Bloodroot is a flowering plant that originates from the east of the US and Canada. Its root and budding rootstalk (the rhizome) release a red fluid when they’re cut, hence the unusual name.
In the autumn, the root and rhizome are harvested by herbalists and used as natural medicine. In fact, Native Americans have been using it for a long period of time to encourage vomiting in the practice of cleansing the body from toxins.
Alternative medicine proponents promote it as able to alleviate various medical issues. In western herbal medicine, bloodroot is used mostly as an antimicrobial and expectorant for respiratory infections, but also as a debriding agent for oral health.
You can find bloodroot under other names, including Indian red paint, pauson, bloodwort, sweet slumber, redroot, etc.
The Best Healing Uses of Bloodroot
Bloodroot is used as an oral or topical antibacterial agent. Internally, people consume it to relax the smooth muscles, especially the ones in the lungs and heart.
It’s believed that bloodroot helps better respiratory and cardiovascular health. However, the scientific evidence is poor on whether bloodroot is really able to improve health issues when taken internally.
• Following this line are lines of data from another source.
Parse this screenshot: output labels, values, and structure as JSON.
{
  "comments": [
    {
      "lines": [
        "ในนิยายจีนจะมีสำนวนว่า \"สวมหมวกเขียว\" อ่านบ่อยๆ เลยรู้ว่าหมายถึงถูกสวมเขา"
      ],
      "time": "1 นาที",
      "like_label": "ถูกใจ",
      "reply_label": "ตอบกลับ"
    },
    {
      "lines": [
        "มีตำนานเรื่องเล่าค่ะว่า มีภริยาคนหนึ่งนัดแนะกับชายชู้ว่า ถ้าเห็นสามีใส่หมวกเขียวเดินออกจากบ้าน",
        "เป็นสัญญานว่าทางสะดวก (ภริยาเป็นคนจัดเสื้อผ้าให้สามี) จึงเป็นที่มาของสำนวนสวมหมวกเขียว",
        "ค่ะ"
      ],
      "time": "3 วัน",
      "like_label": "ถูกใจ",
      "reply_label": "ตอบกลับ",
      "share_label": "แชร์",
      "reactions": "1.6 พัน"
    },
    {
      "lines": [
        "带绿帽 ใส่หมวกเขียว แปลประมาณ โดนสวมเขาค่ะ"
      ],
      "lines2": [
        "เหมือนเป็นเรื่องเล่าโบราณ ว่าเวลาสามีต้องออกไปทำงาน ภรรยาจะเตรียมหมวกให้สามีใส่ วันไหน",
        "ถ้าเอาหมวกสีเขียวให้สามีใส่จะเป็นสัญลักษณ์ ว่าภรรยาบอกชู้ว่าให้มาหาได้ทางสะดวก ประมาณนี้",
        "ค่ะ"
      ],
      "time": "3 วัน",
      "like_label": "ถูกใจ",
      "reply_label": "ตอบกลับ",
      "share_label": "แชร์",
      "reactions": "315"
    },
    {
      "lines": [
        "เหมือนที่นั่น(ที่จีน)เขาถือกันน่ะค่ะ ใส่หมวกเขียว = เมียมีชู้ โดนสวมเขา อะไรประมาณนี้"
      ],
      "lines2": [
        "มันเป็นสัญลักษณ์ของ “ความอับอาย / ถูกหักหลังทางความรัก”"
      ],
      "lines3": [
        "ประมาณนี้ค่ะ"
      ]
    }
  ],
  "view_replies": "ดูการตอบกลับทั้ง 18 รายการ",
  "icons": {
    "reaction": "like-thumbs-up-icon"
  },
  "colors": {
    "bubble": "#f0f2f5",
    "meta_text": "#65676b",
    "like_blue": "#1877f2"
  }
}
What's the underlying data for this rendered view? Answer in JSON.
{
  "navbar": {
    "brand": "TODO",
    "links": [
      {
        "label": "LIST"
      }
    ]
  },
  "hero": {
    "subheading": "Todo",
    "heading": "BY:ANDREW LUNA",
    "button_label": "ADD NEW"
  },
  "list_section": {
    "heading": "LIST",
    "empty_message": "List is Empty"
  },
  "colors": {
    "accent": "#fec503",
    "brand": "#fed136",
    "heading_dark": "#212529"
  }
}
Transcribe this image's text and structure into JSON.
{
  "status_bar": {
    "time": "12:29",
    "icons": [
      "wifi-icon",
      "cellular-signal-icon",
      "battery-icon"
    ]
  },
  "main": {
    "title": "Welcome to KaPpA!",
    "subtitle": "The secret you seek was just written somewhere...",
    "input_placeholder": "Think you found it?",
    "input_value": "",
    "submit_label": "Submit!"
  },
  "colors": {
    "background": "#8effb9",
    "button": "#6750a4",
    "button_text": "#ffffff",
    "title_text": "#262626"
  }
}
Most current research isn’t conclusive.
- Good for the dental health
Some evidence suggests that bloodroot may help lower dental plaque and avert or relieve gingivitis and other gum illnesses.
One study from 2012 published in the Phytotherapy Research journal concluded that toothpaste and mouthwash with bloodroot have antibacterial characteristics that are good for oral health.
When used for dental health, bloodroot is generally safe according to the FDA.
- May be of aid for skin issues
Bloodroot is often included in topical skincare products thanks to its abundance of antioxidants.
It’s used for acne, eczema, and psoriasis and it’s praised for its ability to lower skin growths like moles, warts, and benign tumors.
However, despite these claimed benefits, one study from 2009 published in the journal of American Academy of Dermatology found that excessive use of bloodroot topically can cause injury and even tissue death!
The risk seems to be the highest in people who apply undiluted salves from the bloodroot to the skin. But, even the diluted options can cause irritation of the skin.
- May help out with respiratory health problems
Bloodroot is often used to relieve flu, cold, sinus infections, as well as lung infections. It also plays the role of an expectorant and encourages the removal of phlegm and mucus in the airways.
What’s more, research notes that it may also have inotropic properties, that is, it strengthens the contraction of the heart muscle. This may better the delivery of oxygen to the tissues.
Although it’s popular for its potential to alleviate respiratory problems, there’s no scientific evidence that it treats or prevents bacterial or viral infections when consumed internally.
- Destroying cancer
Bloodroot has a chemical known as berberine and this chemical has been found promising in encouraging apoptosis or programmed death of cancerous cells in breast, skin, and prostate cancer done in test tube studies.
Apoptosis is a biological process during which older cells die and new ones replace them. In the case of cancer, there’s a lack of apoptosis and this enables tumor growth.
Despite the importance of these findings, there have been other compounds able to encourage this cell death in test tube studies, but only a few are able to do this in animal and human studies without causing injuries and toxicity.
- Better cardiovascular health
Bloodroot is claimed by proponents of folk medicine to be beneficial for people with cardiovascular health problems.
A chemical found in it known as sanguinarine is believed to lower blood pressure and avert the buildup of plaque that can cause atherosclerosis.
According to clinical studies, these claims aren’t actually the truth.
High dosages have been associated with heart issues like arrhythmia and in some rarer cases, coma. Excessive use of bloodroot may also cause hypotension (a drop in blood pressure).
Are There Any Side Effects of Bloodroot?
There are no risks of taking bloodroot for a short amount of time, as an addition to your diet, though some people have reported experiencing an upset stomach.
The topical application may cause irritated skin, swelling, and itchiness. The signs of sanguinarine poisoning are blurry vision, nausea, vomiting, dilated pupils, diarrhea, and fainting.
If anyone is experiencing these symptoms, it’s pivotal to look for medical aid asap.